You could turn this around pretty easily, e.g., climate alarmists actually know quite well that making people change lightbulbs and drive Priuses isn't going to have any particular effect on the global climate, and they are also quite aware that the massive, sudden global de-industrialization that putatively might have such an effect has zero chance of ever, ever, ever actually happening. But they figure it doesn't hurt to pretend otherwise, because… every little helps? Plus, sometimes you'll get a Nobel prize out of the deal? Because mankind has sinned and must be punished? Maybe that last one goes too far. And yet…

I don't know: I see no reason to assume they (on either side) don't mean what they say.

Like you, I hope the skeptics turn out to be right, because if they're wrong, there's nothing that will (or, realistically, can) be done about it in any practical sense. We're conducting an experiment in real life on this, whether we like it or not. Come 2050, San Francisco is under water; or it's not. We'll see.

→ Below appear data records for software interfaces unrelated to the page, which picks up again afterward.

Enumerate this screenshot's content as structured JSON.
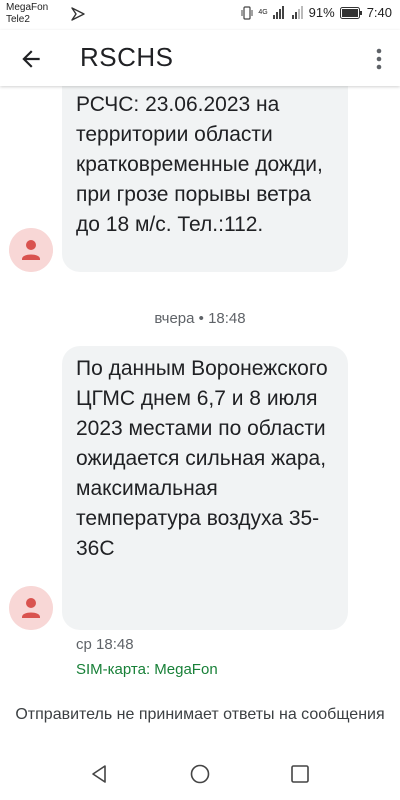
{
  "status_bar": {
    "carrier1": "MegaFon",
    "carrier2": "Tele2",
    "network": "4G",
    "battery": "91%",
    "time": "7:40"
  },
  "app_bar": {
    "title": "RSCHS",
    "icons": [
      "back-arrow-icon",
      "more-vert-icon"
    ]
  },
  "messages": [
    {
      "text": "РСЧС: 23.06.2023 на территории области кратковременные дожди, при грозе порывы ветра до 18 м/с. Тел.:112."
    },
    {
      "date_separator": "вчера • 18:48",
      "text": "По данным Воронежского ЦГМС днем 6,7 и 8 июля 2023 местами по области ожидается сильная жара, максимальная температура воздуха 35-36С",
      "time": "ср 18:48",
      "sim": "SIM-карта: MegaFon"
    }
  ],
  "footer_note": "Отправитель не принимает ответы на сообщения",
  "nav_bar": {
    "icons": [
      "back-triangle-icon",
      "home-circle-icon",
      "recents-square-icon"
    ]
  },
  "colors": {
    "bubble": "#f1f3f4",
    "avatar_bg": "#f8d7d6",
    "avatar_fg": "#d9534f",
    "sim_green": "#188038"
  }
}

But what animates this antagonism, and enrages its participants to the point of, on occasion, Gleickian insanity, I believe, isn't really the science or the economics. Rather, it's a variant of the same old culture war we've been fighting for nearly half a century (and arguably for quite a bit longer than that) with the claims and attitudes of climate science as a new(ish) set of emblems and proxies. Though the scientists themselves are participants in the dynamic, to be sure (and Gleick's a prime example) leave them out, since their actual expertise complicates things: the bitterness of the Guardian and Huffington commenters, as well as that of their skeptic antagonists, is only glancingly related to the scientific dispute. It's classic, nearly pure in-group signaling, and the real logic of it is not much more than this: we're the good people, so we must be right, and therefore you must be evil blah blah blah blah (science-y / environmental-y sounding rhetoric.) The thing we (the good people) are right about varies, and hardly matters. If the problem of global warming were suddenly to disappear, some Michael Mann would still be fighting some Anthony Watts, in effect, on some other field, and their respective cheerleaders and attackers on the internet and in the halls of power would still be saying pretty much the same stuff, believers and deniers trading accusations of blasphemy and heresy with the same urgency and the same veneer of rational, scientific-ish pretense, the necessary changes having been made. So it goes. Yes, it's a real problem. But the cultural argument has its own, deeply irrational source quite apart from it. Or so it seems to me.

Posted by: Dr. Frank at March 5, 2012 03:16 PM

But, that said, you're on to something in identifying the skeptics as ideologically cognate with classical liberals. I'd say it's the liberals versus the Marxists all over again, with different uniforms, except that really, it's the same game continuing.

Posted by: Dr. Frank at March 5, 2012 05:34 PM